____ DATA PROVIDED

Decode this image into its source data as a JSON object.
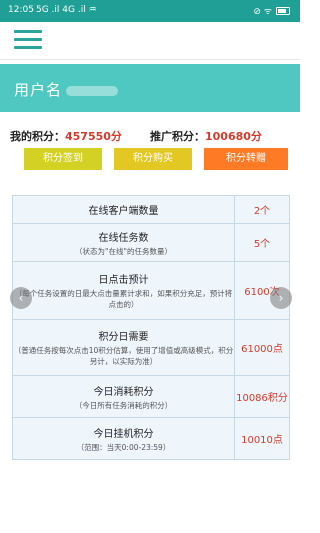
{
  "statusbar": {
    "time": "12:05",
    "signal": "5G .il 4G .il ♒",
    "right_icons": "⊘ ᯤ"
  },
  "header": {
    "menu_icon": "hamburger-menu-icon"
  },
  "banner": {
    "user_label": "用户名"
  },
  "points": {
    "my_label": "我的积分：",
    "my_value": "457550分",
    "promo_label": "推广积分：",
    "promo_value": "100680分"
  },
  "buttons": {
    "sign": "积分签到",
    "buy": "积分购买",
    "transfer": "积分转赠"
  },
  "table": {
    "rows": [
      {
        "title": "在线客户端数量",
        "sub": "",
        "value": "2个"
      },
      {
        "title": "在线任务数",
        "sub": "（状态为\"在线\"的任务数量）",
        "value": "5个"
      },
      {
        "title": "日点击预计",
        "sub": "（每个任务设置的日最大点击量累计求和，如果积分充足，预计将点击的）",
        "value": "6100次"
      },
      {
        "title": "积分日需要",
        "sub": "（普通任务按每次点击10积分估算，使用了增值或高级模式，积分另计，以实际为准）",
        "value": "61000点"
      },
      {
        "title": "今日消耗积分",
        "sub": "（今日所有任务消耗的积分）",
        "value": "10086积分"
      },
      {
        "title": "今日挂机积分",
        "sub": "（范围：当天0:00-23:59）",
        "value": "10010点"
      }
    ]
  },
  "nav": {
    "left": "‹",
    "right": "›"
  }
}
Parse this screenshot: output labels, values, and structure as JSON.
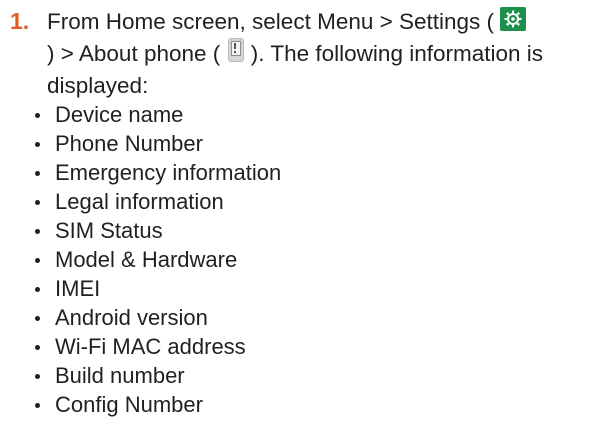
{
  "step": {
    "number": "1.",
    "line1_text": "From Home screen, select Menu > Settings  (",
    "line2_prefix": ") > About phone (",
    "line2_suffix": "). The following information is",
    "line3_text": "displayed:",
    "settings_icon": "gear-icon",
    "about_icon": "phone-info-icon",
    "accent_color": "#e35b25",
    "settings_icon_color": "#1e8f4c"
  },
  "info_items": [
    "Device name",
    "Phone Number",
    "Emergency information",
    "Legal information",
    "SIM Status",
    "Model & Hardware",
    "IMEI",
    "Android version",
    "Wi-Fi MAC address",
    "Build number",
    "Config Number"
  ]
}
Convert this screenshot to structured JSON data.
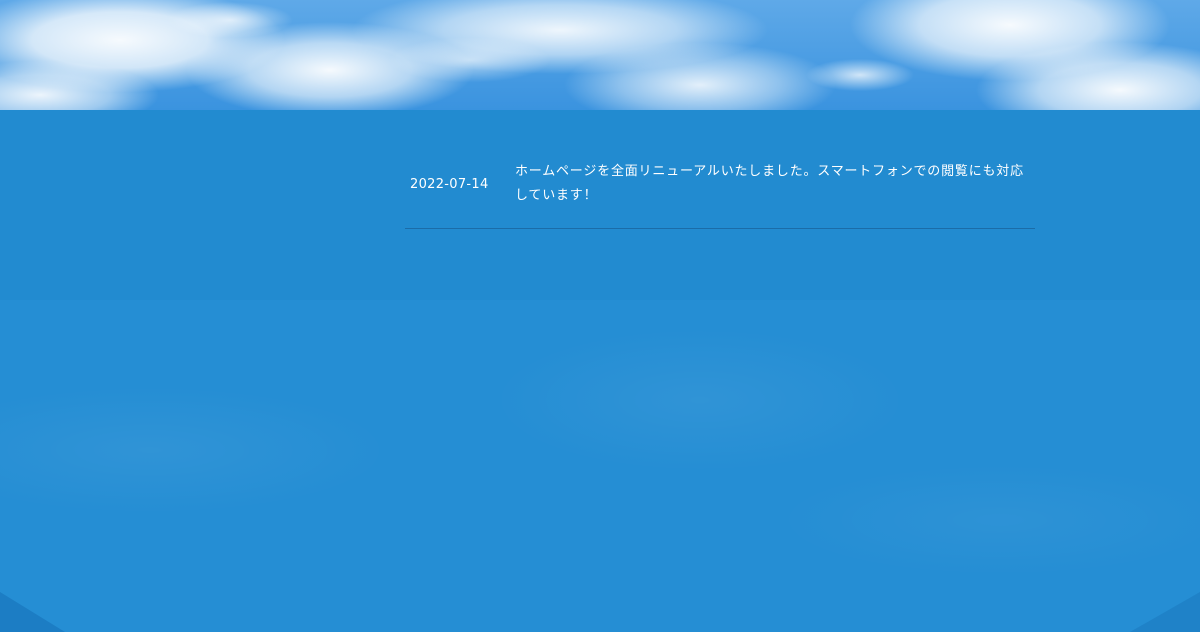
{
  "hero": {
    "image": "sky-clouds"
  },
  "news": {
    "items": [
      {
        "date": "2022-07-14",
        "text": "ホームページを全面リニューアルいたしました。スマートフォンでの閲覧にも対応しています！"
      }
    ]
  },
  "colors": {
    "band": "#228bd0",
    "background": "#258ed4",
    "text": "#ffffff"
  }
}
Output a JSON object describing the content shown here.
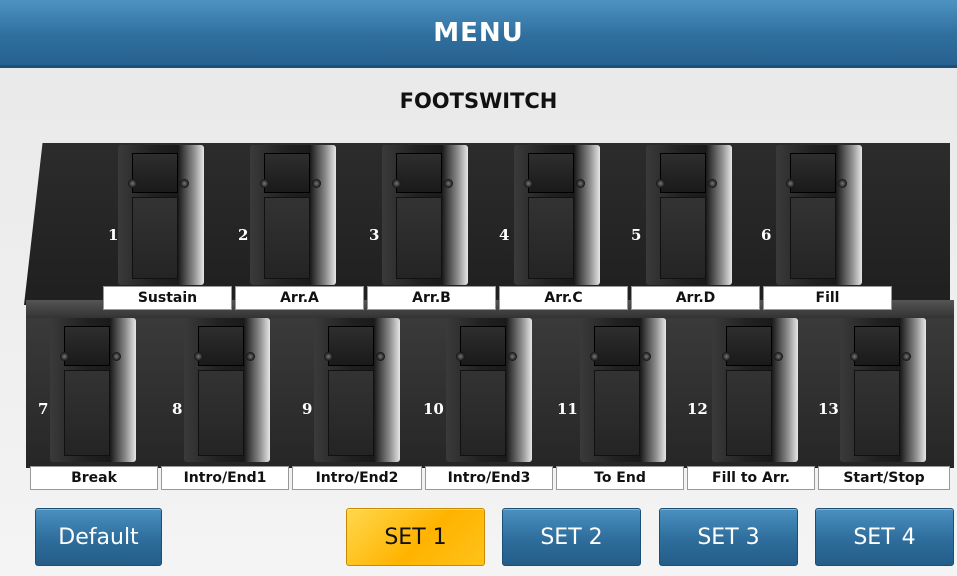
{
  "header": {
    "title": "MENU"
  },
  "page": {
    "title": "FOOTSWITCH"
  },
  "pedals_top": [
    {
      "number": "1",
      "label": "Sustain"
    },
    {
      "number": "2",
      "label": "Arr.A"
    },
    {
      "number": "3",
      "label": "Arr.B"
    },
    {
      "number": "4",
      "label": "Arr.C"
    },
    {
      "number": "5",
      "label": "Arr.D"
    },
    {
      "number": "6",
      "label": "Fill"
    }
  ],
  "pedals_bottom": [
    {
      "number": "7",
      "label": "Break"
    },
    {
      "number": "8",
      "label": "Intro/End1"
    },
    {
      "number": "9",
      "label": "Intro/End2"
    },
    {
      "number": "10",
      "label": "Intro/End3"
    },
    {
      "number": "11",
      "label": "To End"
    },
    {
      "number": "12",
      "label": "Fill to Arr."
    },
    {
      "number": "13",
      "label": "Start/Stop"
    }
  ],
  "buttons": {
    "default": "Default",
    "sets": [
      "SET 1",
      "SET 2",
      "SET 3",
      "SET 4"
    ],
    "active_set": "SET 1"
  },
  "colors": {
    "header_blue": "#2f6f9e",
    "button_blue": "#2e6d9c",
    "active_yellow": "#ffb300"
  }
}
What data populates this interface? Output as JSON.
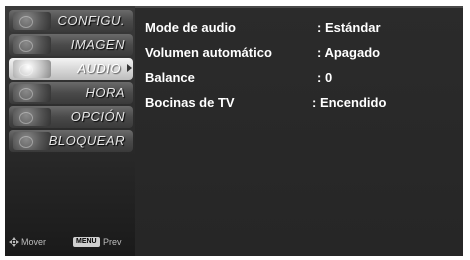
{
  "sidebar": {
    "items": [
      {
        "label": "CONFIGU.",
        "selected": false,
        "icon": "setup-thumbnail-icon"
      },
      {
        "label": "IMAGEN",
        "selected": false,
        "icon": "picture-thumbnail-icon"
      },
      {
        "label": "AUDIO",
        "selected": true,
        "icon": "audio-thumbnail-icon"
      },
      {
        "label": "HORA",
        "selected": false,
        "icon": "time-thumbnail-icon"
      },
      {
        "label": "OPCIÓN",
        "selected": false,
        "icon": "option-thumbnail-icon"
      },
      {
        "label": "BLOQUEAR",
        "selected": false,
        "icon": "lock-thumbnail-icon"
      }
    ]
  },
  "hints": {
    "move_label": "Mover",
    "menu_key": "MENU",
    "prev_label": "Prev"
  },
  "audio_menu": {
    "rows": [
      {
        "name": "Mode de audio",
        "value": ": Estándar"
      },
      {
        "name": "Volumen automático",
        "value": ": Apagado"
      },
      {
        "name": "Balance",
        "value": ": 0"
      },
      {
        "name": "Bocinas de TV",
        "value": ": Encendido"
      }
    ]
  }
}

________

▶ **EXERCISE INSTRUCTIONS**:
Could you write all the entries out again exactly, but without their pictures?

▶ **OUTPUT OF THE TASK**:
Decode this image into its source data as a JSON object.
{
  "statusbar": {
    "time": "12:05",
    "signal": "5G .il 4G .il ♒",
    "right_icons": "⊘ ᯤ"
  },
  "header": {
    "menu_icon": "hamburger-menu-icon"
  },
  "banner": {
    "user_label": "用户名"
  },
  "points": {
    "my_label": "我的积分：",
    "my_value": "457550分",
    "promo_label": "推广积分：",
    "promo_value": "100680分"
  },
  "buttons": {
    "sign": "积分签到",
    "buy": "积分购买",
    "transfer": "积分转赠"
  },
  "table": {
    "rows": [
      {
        "title": "在线客户端数量",
        "sub": "",
        "value": "2个"
      },
      {
        "title": "在线任务数",
        "sub": "（状态为\"在线\"的任务数量）",
        "value": "5个"
      },
      {
        "title": "日点击预计",
        "sub": "（每个任务设置的日最大点击量累计求和，如果积分充足，预计将点击的）",
        "value": "6100次"
      },
      {
        "title": "积分日需要",
        "sub": "（普通任务按每次点击10积分估算，使用了增值或高级模式，积分另计，以实际为准）",
        "value": "61000点"
      },
      {
        "title": "今日消耗积分",
        "sub": "（今日所有任务消耗的积分）",
        "value": "10086积分"
      },
      {
        "title": "今日挂机积分",
        "sub": "（范围：当天0:00-23:59）",
        "value": "10010点"
      }
    ]
  },
  "nav": {
    "left": "‹",
    "right": "›"
  }
}
Parse this screenshot: output labels, values, and structure as JSON.
{
  "step": {
    "number": "1.",
    "line1_text": "From Home screen, select Menu > Settings  (",
    "line2_prefix": ") > About phone (",
    "line2_suffix": "). The following information is",
    "line3_text": "displayed:",
    "settings_icon": "gear-icon",
    "about_icon": "phone-info-icon",
    "accent_color": "#e35b25",
    "settings_icon_color": "#1e8f4c"
  },
  "info_items": [
    "Device name",
    "Phone Number",
    "Emergency information",
    "Legal information",
    "SIM Status",
    "Model & Hardware",
    "IMEI",
    "Android version",
    "Wi-Fi MAC address",
    "Build number",
    "Config Number"
  ]
}
Convert this screenshot to structured JSON data.
{
  "hero": {
    "image": "sky-clouds"
  },
  "news": {
    "items": [
      {
        "date": "2022-07-14",
        "text": "ホームページを全面リニューアルいたしました。スマートフォンでの閲覧にも対応しています！"
      }
    ]
  },
  "colors": {
    "band": "#228bd0",
    "background": "#258ed4",
    "text": "#ffffff"
  }
}
Output a JSON object describing the content shown here.
{
  "header": {
    "title": "MENU"
  },
  "page": {
    "title": "FOOTSWITCH"
  },
  "pedals_top": [
    {
      "number": "1",
      "label": "Sustain"
    },
    {
      "number": "2",
      "label": "Arr.A"
    },
    {
      "number": "3",
      "label": "Arr.B"
    },
    {
      "number": "4",
      "label": "Arr.C"
    },
    {
      "number": "5",
      "label": "Arr.D"
    },
    {
      "number": "6",
      "label": "Fill"
    }
  ],
  "pedals_bottom": [
    {
      "number": "7",
      "label": "Break"
    },
    {
      "number": "8",
      "label": "Intro/End1"
    },
    {
      "number": "9",
      "label": "Intro/End2"
    },
    {
      "number": "10",
      "label": "Intro/End3"
    },
    {
      "number": "11",
      "label": "To End"
    },
    {
      "number": "12",
      "label": "Fill to Arr."
    },
    {
      "number": "13",
      "label": "Start/Stop"
    }
  ],
  "buttons": {
    "default": "Default",
    "sets": [
      "SET 1",
      "SET 2",
      "SET 3",
      "SET 4"
    ],
    "active_set": "SET 1"
  },
  "colors": {
    "header_blue": "#2f6f9e",
    "button_blue": "#2e6d9c",
    "active_yellow": "#ffb300"
  }
}
What data populates this interface? Output as JSON.
{
  "sidebar": {
    "items": [
      {
        "label": "CONFIGU.",
        "selected": false,
        "icon": "setup-thumbnail-icon"
      },
      {
        "label": "IMAGEN",
        "selected": false,
        "icon": "picture-thumbnail-icon"
      },
      {
        "label": "AUDIO",
        "selected": true,
        "icon": "audio-thumbnail-icon"
      },
      {
        "label": "HORA",
        "selected": false,
        "icon": "time-thumbnail-icon"
      },
      {
        "label": "OPCIÓN",
        "selected": false,
        "icon": "option-thumbnail-icon"
      },
      {
        "label": "BLOQUEAR",
        "selected": false,
        "icon": "lock-thumbnail-icon"
      }
    ]
  },
  "hints": {
    "move_label": "Mover",
    "menu_key": "MENU",
    "prev_label": "Prev"
  },
  "audio_menu": {
    "rows": [
      {
        "name": "Mode de audio",
        "value": ": Estándar"
      },
      {
        "name": "Volumen automático",
        "value": ": Apagado"
      },
      {
        "name": "Balance",
        "value": ": 0"
      },
      {
        "name": "Bocinas de TV",
        "value": ": Encendido"
      }
    ]
  }
}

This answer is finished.